Pay-as-you-go makes workers comp payments easy.
If you are an insurance professional and you haven't been discussing pay-as-you-go for workers compensation with your commercial clients, there's no better time than right now.
Better Cash Flow
Many employers, hit hard by the pandemic, are struggling with cash flow. Pay-as-you-go options typically feature a low or no down payment, which eliminates upfront cost and allows a business to hold onto cash longer. Plus, premium is spread out over a longer time frame than with most traditional billing plans.
Employers are also still experiencing fluctuations in their payroll. Staffing issues, seasonal hires and changes in positions affect salary throughout the policy cycle.
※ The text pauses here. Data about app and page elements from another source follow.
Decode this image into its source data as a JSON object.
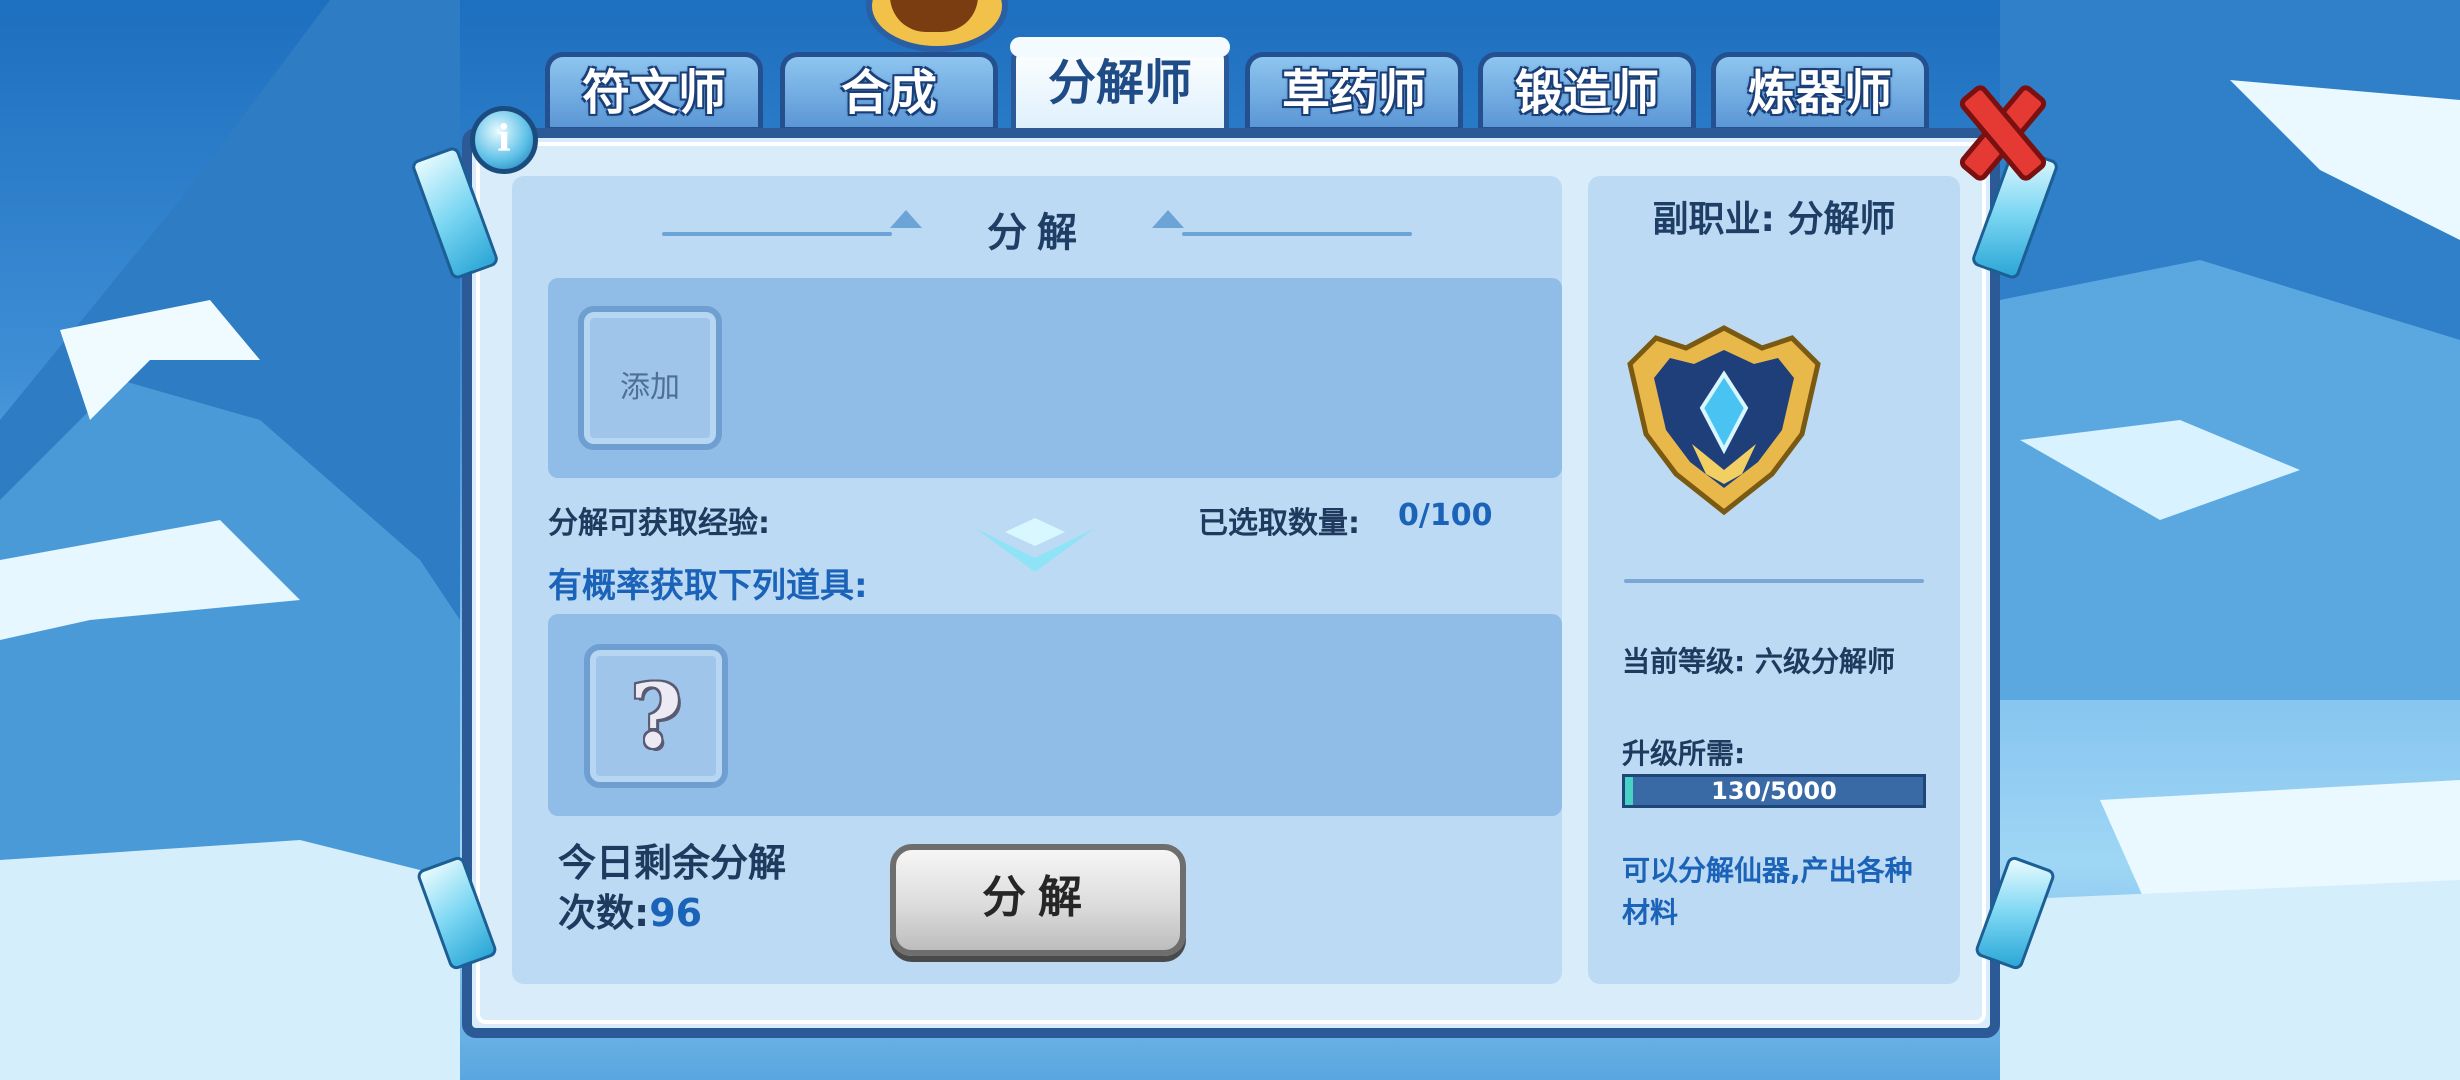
{
  "tabs": [
    {
      "label": "符文师",
      "active": false
    },
    {
      "label": "合成",
      "active": false
    },
    {
      "label": "分解师",
      "active": true
    },
    {
      "label": "草药师",
      "active": false
    },
    {
      "label": "锻造师",
      "active": false
    },
    {
      "label": "炼器师",
      "active": false
    }
  ],
  "info_icon": "i",
  "main": {
    "section_title": "分解",
    "add_slot_label": "添加",
    "exp_label": "分解可获取经验:",
    "selected_count_label": "已选取数量:",
    "selected_count_value": "0/100",
    "probability_label": "有概率获取下列道具:",
    "reward_placeholder": "?",
    "remaining_label_line1": "今日剩余分解",
    "remaining_label_line2": "次数:",
    "remaining_value": "96",
    "decompose_button": "分解"
  },
  "profession": {
    "title": "副职业: 分解师",
    "current_level": "当前等级: 六级分解师",
    "upgrade_label": "升级所需:",
    "progress_text": "130/5000",
    "progress_fraction": 0.026,
    "description": "可以分解仙器,产出各种材料"
  },
  "colors": {
    "accent_blue": "#1b63b8",
    "frame_border": "#2c5a97",
    "close_red": "#e53a33",
    "progress_fill": "#48d2c5"
  },
  "icons": [
    "info-icon",
    "close-icon",
    "question-mark-icon",
    "emblem-icon",
    "chevron-down-icon"
  ]
}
Since employee wages play a large part in how workers comp premiums are calculated, ongoing adjustments to a business's payroll have a direct impact on how much is charged for this type of insurance. With pay-as-you-go, premium is based on precise payroll instead of estimated, so the chance of owing money to the insurance company when the workers comp policy is audited at the end of the term is much less likely.
How It Works
In short, pay-as-you-go syncs up workers comp premium payments with a business's payroll schedule. This is mainly done through third-party human resource or payroll service-type companies, but can be handled directly with the policyholder as well.
While insurance company platforms differ, the majority involve a digital interface with select payroll service companies that have an arrangement with the insurer to provide pay-as-you-go. Due to the growing demand for this option, more and more payroll service companies are teaming up with leading insurance carriers to enable this connection. So, an employer already using QuickBooks® or another popular payroll service has a good chance of a seamless switch to pay-as-you-go.
Otherwise, you might have to ask the insurer for a list of their participating payroll service companies from which to select.
Once a connection is established between the policyholder, payroll service and insurance company, payroll and employee data are transferred from the payroll service to the insurer each pay period. Premium is calculated based on precise payroll and, in most cases, electronically transferred from the client's bank account to the insurance company. Larger payroll providers may handle the premium transactions themselves.
New hires, layoffs or changes in job classifications during the policy term are taken into account as they occur, so payroll and premium remains accurate. The policy is still audited at the end of the term to confirm classifications and other changes but modifications to the payroll and premium are usually minimal.
Employers who are not working with a payroll service company may still be able to benefit from pay-as-you-go for workers comp through an insurer offering self-reporting. This option simply cuts out the middleman (or payroll service) and payroll and employee data are reported directly to the insurance company via phone, email or sometimes online portal.
However, since self-reporting requires a certain level of discipline, it's an option best suited for businesses that have a dedicated bookkeeper or accounts payable department to make sure data is reported on time. Some terms and conditions might also be slightly different with self-reporting, such as a small deposit and monthly schedule.
Both of these options provide another benefit: convenience. Policyholders don't need to worry about forgetting to make a premium payment because it happens automatically, either through a debit from their bank account or via the payroll service. This turnkey approach helps policyholders avoid late fees and also increases policy retention for both agents and insurers.
Pay-as-you-go might not be the right option for every employer but it's definitely one to consider when talking about insurance with clients.
Having been at the forefront of pay-as-you-go for workers compensation for decades, Berkshire Hathaway GUARD works with hundreds of payroll service companies across the country and also features an online, self-reporting option. Learn more today.